December 4, 2011

Anger is a normal emotion. It is a very powerful emotion and when used constructively can have a very positive impact. It is a primary emotion and its purpose is to protect us against perceived threat in that something or somebody who can harm us or take something   away from us. It can be seen as a barometer that tells us something does not feel right for us such as an injustice, an abuse of power, manipulation etc. and that we need to do something about it.  Anger can range from feelings of mild irritation to intense feelings of rage. It is the physiological symptoms that can intensify the feeling as the anger sends a signal to the body to prepare itself to defend or render the perceived threat ineffective.

Anger can become a problem when a person does not understand the reason for their anger and they continuously act out of the feeling. They find themselves regularly feeling angry, agitated, impatient, sarcastic, nasty, and/or resentful to name a few of the expressions of this anger. They can also be passive aggressive (unable to express their anger with a person but they will get you back) abusive and even aggressive. The impact that this can have on the person is that they may be preoccupied with angry thoughts, not feeling happy or content with themselves, they can experience problems with relationships and may feel isolated or alone.

So what is going on when a person is easily angered and displays the above symptoms? On a subconscious level no matter how bad the behaviour is the person has to get something out of it even though they think and feel that they are not. When this anger is unravelled, at its core are feelings of worthlessness, disrespect, not feeling valued, unimportance, rejection, not feeling good enough, feeling ignored, unloved, or powerless. So, when a person experiences any of these feelings, anger jumps in almost like a reflex action and its purpose is to protect the person from experiencing the core feeling.  The impact of this is that the person feels better about themselves because the anger eases or sooths the core feeling. This can then be rationalised by blaming someone else, it is their partner’s fault, the boss or the person in the supermarket or the driver that pulls out in front of them. It is always somebody else’s fault. When a person gets caught in this cycle it is often difficult for them to be aware that there is a problem and it needs to be addressed.

Whilst learning to step back when confronted with angry situations, deep breathing, mindfulness, exercise, etc are helpful but it does not get to the root cause of the anger, it merely distracts, it has a band aid effect and helps to manage the immediate situation.

If a person wants to get to the root cause of their anger, understand and effectively learn to manage their anger, therapy is where you can explore this, and it is a safe place to do this.  With awareness and insight it helps to get to the root cause. This in turn helps the person to recognise situations where these feelings can trigger the anger and it in turn gives real choice and control in how to act and react in certain situations.
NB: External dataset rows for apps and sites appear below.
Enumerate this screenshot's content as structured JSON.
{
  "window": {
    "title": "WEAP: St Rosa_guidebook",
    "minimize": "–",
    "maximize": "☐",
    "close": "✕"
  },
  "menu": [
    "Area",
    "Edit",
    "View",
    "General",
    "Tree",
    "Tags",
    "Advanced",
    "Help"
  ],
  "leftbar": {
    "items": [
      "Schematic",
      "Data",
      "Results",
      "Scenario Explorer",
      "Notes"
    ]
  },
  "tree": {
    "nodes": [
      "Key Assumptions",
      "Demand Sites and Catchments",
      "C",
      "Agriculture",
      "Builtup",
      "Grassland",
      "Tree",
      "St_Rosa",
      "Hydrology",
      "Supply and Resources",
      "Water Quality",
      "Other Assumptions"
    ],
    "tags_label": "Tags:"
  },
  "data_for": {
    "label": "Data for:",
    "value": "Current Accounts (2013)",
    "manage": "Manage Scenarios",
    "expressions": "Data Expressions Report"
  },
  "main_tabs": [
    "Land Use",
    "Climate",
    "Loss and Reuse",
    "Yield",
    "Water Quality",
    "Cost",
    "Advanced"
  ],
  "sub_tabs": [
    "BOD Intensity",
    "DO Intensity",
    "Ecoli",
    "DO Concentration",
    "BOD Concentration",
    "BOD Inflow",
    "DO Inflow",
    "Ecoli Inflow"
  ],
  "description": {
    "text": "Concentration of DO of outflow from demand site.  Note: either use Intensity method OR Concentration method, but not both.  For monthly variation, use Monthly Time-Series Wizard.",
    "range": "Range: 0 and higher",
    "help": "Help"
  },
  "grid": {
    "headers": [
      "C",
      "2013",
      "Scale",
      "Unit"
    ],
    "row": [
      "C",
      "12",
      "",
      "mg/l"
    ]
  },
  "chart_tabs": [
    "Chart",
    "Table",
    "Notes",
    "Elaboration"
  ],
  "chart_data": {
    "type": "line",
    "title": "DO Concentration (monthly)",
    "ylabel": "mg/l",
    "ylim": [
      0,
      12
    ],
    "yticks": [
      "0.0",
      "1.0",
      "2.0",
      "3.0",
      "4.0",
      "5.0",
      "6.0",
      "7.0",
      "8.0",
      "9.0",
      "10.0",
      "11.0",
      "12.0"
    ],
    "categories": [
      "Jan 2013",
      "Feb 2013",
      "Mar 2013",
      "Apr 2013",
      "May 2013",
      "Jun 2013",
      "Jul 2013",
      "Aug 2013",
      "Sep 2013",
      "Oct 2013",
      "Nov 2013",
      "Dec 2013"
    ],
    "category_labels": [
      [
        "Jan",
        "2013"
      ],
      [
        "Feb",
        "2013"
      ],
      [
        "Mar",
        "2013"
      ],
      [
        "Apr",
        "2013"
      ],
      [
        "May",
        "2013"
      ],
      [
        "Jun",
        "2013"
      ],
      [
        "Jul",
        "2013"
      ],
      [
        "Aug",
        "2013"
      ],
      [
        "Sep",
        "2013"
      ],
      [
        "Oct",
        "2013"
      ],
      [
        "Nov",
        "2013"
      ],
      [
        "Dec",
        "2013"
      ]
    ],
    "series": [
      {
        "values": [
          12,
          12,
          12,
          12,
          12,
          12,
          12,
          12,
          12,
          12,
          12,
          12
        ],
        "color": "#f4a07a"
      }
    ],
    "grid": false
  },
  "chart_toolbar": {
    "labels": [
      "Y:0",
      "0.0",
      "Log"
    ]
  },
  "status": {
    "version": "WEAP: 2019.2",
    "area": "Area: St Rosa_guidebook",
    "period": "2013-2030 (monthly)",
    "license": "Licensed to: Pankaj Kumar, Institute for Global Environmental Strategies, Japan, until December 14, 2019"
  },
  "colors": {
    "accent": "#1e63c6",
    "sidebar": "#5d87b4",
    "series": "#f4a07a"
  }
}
Otherwise when this anger is carried throughout a person’s life it does not allow a person to open their hearts to others or to truly give and to receive love and acceptance from others.


Women as Breadwinners

November 2, 2011

The role of women in the workplace is rapidly changing as more and more women are becoming the main or sole breadwinner in families. Figures recently released in Ireland show that 33% of working women in Ireland are the main breadwinners (2011 Pfizer Health Index). In the U.S. women, for the first time, now make up half of the working population and according to the US Bureau of Labor statistics (2009) one third of women are main or sole breadwinners and this was expected to rise with the fal...

Continue reading...

Coping with your emotions & anxieties when starting college

September 8, 2011

Starting College can bring up a range of emotions from excitement and feeling happy with this new phase of your life to fear, trepidation, worry and anxiety. Then again you may be so caught up with the excitement of starting college that it’s only after you start that the emotions may surface.

Some of the issues that may cause anxiety and worry when you start college are living away from home for the first time. Without being fully aware of it you are now responsible for yourself, responsi...

Continue reading...

To talk with Anne-Marie on any of the issues raised in the blog call 01 2147613

Over 14 years of experience working with clients in a professional counselling and psychotherapy setting. I have worked on a wide range of issues with individuals, male and female, of all ages coming from many different cultures and backgrounds. My approach is very down to earth and integrative which means that I draw on different models of therapy and use whichever one or combination is best suited to the individual. To speak to Anne-Marie confidentially call 01-2147613 or email